##### Extracted data
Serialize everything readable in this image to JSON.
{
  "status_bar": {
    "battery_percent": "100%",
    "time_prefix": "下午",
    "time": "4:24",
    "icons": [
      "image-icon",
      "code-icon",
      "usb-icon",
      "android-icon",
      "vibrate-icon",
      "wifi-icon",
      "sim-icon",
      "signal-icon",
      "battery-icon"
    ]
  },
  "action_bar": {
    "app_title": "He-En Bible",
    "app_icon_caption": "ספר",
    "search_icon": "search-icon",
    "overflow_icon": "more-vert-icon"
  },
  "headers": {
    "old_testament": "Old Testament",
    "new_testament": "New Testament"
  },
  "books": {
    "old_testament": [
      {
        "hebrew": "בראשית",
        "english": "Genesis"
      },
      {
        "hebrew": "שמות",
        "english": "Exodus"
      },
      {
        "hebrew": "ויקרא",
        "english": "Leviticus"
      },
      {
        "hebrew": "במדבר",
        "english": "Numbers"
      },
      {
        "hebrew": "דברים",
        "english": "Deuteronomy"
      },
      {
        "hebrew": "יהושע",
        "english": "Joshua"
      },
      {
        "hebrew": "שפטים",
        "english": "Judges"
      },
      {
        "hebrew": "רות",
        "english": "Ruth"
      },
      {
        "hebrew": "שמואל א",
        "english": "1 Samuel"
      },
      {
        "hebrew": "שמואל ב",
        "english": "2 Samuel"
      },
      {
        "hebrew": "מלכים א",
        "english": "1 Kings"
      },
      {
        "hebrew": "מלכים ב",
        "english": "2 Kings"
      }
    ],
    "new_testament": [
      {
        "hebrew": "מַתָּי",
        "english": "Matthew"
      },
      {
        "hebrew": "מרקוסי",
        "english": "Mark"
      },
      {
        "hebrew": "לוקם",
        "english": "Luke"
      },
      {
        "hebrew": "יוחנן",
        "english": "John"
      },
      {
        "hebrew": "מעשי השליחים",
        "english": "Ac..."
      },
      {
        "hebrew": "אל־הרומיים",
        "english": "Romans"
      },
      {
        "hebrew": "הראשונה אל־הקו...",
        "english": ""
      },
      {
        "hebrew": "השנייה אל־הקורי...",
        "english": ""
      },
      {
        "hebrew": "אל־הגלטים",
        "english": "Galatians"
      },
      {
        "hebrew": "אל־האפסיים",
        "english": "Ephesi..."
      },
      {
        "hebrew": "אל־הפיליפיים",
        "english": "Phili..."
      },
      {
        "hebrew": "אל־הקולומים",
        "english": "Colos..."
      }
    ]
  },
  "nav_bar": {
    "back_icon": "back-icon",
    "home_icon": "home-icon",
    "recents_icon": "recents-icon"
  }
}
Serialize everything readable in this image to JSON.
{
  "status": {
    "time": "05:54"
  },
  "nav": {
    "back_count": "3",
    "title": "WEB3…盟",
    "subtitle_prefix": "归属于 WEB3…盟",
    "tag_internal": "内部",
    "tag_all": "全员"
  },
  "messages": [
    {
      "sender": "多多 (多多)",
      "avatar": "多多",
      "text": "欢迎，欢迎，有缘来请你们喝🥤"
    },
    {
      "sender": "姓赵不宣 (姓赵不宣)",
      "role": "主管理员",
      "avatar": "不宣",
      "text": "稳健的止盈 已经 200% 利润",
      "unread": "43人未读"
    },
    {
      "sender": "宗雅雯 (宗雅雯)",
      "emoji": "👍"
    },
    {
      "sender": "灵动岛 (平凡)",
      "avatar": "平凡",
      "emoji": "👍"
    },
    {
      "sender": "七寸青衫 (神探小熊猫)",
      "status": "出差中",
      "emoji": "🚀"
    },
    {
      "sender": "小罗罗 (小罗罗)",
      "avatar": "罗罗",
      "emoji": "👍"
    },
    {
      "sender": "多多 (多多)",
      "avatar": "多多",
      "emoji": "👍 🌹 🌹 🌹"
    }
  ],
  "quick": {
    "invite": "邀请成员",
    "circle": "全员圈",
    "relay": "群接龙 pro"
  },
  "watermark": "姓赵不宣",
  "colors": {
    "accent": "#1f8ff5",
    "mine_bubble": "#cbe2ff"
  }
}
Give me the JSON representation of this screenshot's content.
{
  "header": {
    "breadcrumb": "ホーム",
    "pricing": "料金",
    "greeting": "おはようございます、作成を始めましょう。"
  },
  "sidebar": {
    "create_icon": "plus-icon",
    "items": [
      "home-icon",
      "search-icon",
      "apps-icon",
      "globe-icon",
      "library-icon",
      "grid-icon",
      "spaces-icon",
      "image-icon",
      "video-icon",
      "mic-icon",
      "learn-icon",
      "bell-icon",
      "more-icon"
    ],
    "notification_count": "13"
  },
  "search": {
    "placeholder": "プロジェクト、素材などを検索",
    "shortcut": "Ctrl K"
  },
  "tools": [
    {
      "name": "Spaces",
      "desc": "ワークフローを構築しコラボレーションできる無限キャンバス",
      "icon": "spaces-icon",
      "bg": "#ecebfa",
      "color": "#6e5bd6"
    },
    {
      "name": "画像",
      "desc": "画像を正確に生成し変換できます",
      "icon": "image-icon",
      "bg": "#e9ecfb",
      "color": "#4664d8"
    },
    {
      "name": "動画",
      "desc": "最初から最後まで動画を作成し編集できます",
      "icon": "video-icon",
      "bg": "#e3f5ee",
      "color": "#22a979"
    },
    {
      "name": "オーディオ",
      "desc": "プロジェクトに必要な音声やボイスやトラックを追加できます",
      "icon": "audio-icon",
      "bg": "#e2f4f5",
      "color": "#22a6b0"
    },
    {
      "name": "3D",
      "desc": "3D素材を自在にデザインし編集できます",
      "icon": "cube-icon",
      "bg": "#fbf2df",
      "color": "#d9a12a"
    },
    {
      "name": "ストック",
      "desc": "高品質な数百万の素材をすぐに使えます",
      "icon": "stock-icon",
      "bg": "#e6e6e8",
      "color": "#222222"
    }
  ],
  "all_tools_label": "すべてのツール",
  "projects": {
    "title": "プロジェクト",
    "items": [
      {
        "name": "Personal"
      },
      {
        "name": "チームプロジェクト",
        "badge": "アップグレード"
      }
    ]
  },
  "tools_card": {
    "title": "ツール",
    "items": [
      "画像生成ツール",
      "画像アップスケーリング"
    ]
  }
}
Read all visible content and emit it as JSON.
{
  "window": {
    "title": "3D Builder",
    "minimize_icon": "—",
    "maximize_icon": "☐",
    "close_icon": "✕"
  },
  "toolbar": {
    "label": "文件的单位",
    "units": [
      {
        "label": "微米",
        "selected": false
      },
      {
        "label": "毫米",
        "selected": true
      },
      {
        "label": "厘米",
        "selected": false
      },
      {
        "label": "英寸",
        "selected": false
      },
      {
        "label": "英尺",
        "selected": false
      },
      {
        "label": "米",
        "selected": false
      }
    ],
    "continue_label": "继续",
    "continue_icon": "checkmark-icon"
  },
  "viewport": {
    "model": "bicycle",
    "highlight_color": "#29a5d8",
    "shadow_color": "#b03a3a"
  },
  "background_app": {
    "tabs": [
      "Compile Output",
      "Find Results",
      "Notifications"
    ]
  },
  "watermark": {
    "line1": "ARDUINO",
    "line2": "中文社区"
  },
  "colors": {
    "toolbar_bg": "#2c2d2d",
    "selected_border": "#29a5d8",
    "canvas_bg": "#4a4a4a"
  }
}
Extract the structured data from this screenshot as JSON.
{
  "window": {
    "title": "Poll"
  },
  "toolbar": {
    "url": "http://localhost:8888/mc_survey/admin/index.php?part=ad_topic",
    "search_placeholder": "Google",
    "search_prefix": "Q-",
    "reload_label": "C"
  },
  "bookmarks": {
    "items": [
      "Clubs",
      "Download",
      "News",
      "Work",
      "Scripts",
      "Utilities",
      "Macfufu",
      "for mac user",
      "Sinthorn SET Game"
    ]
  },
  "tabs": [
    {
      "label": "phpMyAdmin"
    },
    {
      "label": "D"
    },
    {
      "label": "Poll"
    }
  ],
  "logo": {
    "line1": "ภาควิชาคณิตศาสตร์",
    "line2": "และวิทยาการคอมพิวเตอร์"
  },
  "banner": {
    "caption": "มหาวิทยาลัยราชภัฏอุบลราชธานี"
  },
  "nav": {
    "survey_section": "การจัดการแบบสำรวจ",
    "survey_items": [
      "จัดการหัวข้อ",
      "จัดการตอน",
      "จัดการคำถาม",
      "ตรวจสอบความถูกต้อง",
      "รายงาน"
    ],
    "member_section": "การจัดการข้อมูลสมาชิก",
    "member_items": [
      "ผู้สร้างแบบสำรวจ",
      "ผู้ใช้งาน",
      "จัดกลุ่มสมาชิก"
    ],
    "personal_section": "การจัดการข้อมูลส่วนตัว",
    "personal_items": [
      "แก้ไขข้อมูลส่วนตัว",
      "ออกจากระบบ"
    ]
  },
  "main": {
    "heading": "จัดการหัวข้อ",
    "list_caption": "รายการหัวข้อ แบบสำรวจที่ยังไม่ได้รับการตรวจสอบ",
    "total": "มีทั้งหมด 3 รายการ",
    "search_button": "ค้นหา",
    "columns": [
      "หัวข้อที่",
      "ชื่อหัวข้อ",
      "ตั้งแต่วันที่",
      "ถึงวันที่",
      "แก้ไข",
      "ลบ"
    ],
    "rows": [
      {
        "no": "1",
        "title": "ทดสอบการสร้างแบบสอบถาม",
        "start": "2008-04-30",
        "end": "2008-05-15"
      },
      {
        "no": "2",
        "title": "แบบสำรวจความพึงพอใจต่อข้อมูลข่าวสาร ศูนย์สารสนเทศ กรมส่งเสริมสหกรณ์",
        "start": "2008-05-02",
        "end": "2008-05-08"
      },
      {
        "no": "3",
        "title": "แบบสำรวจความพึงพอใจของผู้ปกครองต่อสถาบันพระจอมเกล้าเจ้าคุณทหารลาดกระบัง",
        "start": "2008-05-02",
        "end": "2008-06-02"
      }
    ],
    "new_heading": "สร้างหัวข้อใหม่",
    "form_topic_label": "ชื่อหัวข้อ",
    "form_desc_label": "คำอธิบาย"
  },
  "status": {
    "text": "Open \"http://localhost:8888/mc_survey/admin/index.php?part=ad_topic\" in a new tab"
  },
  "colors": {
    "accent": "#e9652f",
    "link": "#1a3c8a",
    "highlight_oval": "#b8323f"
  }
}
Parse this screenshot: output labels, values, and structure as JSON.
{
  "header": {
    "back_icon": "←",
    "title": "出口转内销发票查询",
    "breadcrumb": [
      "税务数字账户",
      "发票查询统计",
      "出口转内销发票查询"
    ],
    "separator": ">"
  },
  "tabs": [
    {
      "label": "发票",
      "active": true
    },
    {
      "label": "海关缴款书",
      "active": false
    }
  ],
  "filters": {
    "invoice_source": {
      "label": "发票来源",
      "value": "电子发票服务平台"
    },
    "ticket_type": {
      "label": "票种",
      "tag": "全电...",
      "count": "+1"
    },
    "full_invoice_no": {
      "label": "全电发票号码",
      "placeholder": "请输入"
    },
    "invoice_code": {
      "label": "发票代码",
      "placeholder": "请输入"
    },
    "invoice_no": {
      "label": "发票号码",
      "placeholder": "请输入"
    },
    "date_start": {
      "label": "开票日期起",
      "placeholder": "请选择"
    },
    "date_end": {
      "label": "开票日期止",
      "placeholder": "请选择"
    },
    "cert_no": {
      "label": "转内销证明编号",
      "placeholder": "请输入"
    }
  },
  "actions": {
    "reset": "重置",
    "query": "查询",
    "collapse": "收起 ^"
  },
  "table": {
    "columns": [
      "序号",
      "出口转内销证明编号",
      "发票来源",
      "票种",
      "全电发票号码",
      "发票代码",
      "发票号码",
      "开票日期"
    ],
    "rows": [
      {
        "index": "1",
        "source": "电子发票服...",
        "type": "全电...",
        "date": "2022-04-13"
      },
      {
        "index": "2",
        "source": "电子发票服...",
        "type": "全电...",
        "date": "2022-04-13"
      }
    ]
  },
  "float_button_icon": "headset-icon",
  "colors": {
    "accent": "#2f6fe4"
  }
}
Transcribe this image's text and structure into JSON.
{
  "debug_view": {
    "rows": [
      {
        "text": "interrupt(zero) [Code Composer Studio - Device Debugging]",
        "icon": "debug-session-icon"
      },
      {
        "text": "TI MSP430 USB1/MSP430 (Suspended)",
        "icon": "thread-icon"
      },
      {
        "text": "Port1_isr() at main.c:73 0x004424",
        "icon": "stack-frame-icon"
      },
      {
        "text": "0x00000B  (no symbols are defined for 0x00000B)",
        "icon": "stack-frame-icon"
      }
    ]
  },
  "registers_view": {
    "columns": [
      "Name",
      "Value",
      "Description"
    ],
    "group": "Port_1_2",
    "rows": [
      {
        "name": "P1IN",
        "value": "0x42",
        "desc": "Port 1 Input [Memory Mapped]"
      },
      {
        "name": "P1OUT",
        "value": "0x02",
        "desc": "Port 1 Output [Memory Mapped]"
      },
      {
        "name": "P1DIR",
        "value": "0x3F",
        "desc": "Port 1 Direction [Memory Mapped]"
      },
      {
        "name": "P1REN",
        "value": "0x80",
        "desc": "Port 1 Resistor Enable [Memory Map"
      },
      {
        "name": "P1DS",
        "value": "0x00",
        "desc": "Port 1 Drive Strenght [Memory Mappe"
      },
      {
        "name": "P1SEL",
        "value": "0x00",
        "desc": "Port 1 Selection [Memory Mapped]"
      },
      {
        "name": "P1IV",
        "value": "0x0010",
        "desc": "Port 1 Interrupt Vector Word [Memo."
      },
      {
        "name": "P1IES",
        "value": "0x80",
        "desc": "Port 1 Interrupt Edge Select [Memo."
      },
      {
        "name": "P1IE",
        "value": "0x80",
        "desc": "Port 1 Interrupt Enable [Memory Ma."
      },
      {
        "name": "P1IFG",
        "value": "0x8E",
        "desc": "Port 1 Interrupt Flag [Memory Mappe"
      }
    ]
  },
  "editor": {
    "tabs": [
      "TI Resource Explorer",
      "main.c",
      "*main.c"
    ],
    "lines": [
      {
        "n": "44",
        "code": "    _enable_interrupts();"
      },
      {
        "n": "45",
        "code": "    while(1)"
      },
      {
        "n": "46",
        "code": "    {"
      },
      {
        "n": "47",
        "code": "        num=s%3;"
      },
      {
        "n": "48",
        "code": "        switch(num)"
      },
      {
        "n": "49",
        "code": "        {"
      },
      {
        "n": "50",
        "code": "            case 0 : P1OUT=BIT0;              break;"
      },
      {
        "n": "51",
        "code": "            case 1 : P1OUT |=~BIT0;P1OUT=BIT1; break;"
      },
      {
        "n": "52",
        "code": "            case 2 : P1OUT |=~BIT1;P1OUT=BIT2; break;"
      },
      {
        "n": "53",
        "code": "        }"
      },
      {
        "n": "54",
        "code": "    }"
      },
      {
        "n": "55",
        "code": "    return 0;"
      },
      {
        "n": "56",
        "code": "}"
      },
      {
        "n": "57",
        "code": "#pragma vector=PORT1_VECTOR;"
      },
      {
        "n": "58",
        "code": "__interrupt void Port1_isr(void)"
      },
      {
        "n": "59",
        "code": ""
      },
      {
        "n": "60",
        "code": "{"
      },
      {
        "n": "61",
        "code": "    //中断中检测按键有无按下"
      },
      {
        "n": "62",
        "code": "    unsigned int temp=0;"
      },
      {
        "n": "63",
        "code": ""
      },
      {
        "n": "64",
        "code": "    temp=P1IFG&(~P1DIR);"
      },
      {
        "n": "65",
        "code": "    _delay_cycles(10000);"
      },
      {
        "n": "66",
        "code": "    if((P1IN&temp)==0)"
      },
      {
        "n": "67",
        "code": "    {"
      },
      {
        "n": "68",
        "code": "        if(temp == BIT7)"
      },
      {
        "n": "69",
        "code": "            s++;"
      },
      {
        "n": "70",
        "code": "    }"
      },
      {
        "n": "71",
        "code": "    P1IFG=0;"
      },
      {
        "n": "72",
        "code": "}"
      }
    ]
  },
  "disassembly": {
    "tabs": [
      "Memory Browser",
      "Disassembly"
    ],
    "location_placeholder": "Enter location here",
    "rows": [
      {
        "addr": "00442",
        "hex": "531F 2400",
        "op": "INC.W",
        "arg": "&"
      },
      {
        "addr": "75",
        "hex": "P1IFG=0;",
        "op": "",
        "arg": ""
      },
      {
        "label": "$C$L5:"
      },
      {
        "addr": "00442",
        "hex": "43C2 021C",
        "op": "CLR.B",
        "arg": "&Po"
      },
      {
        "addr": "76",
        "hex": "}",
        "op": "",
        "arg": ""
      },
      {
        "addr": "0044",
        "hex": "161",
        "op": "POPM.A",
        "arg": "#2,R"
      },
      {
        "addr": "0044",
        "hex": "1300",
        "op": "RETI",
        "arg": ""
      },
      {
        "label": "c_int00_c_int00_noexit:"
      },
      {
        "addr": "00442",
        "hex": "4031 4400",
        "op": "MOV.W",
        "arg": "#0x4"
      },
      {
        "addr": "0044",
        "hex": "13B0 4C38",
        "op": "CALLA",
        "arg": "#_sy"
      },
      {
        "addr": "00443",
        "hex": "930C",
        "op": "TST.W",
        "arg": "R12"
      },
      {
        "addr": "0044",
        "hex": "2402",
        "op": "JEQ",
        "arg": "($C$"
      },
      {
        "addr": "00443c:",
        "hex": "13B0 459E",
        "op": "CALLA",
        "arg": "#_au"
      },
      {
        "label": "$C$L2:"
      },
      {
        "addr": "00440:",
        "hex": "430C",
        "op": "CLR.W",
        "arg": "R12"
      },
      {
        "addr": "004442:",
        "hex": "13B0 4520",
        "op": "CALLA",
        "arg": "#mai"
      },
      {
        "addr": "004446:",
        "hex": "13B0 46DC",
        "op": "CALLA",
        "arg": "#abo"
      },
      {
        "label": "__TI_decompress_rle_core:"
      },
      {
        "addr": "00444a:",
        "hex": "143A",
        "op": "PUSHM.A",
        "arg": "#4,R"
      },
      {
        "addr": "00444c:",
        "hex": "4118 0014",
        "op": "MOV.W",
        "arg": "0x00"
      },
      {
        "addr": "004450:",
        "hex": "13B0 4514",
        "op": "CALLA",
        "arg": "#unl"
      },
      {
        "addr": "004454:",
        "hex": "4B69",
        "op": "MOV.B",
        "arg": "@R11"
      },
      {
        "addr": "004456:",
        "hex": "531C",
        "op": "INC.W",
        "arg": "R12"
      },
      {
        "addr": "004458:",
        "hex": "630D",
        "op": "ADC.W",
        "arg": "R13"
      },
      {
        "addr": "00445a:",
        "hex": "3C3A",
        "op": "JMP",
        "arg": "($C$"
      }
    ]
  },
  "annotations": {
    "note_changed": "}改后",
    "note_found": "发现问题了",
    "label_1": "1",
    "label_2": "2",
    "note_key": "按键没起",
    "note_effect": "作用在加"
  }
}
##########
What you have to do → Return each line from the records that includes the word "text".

Answer section →
      "text": "欢迎，欢迎，有缘来请你们喝🥤"
      "text": "稳健的止盈 已经 200% 利润",
    "text": "Open \"http://localhost:8888/mc_survey/admin/index.php?part=ad_topic\" in a new tab"
Transcribe this image's text and structure into JSON.
        "text": "interrupt(zero) [Code Composer Studio - Device Debugging]",
        "text": "TI MSP430 USB1/MSP430 (Suspended)",
        "text": "Port1_isr() at main.c:73 0x004424",
        "text": "0x00000B  (no symbols are defined for 0x00000B)",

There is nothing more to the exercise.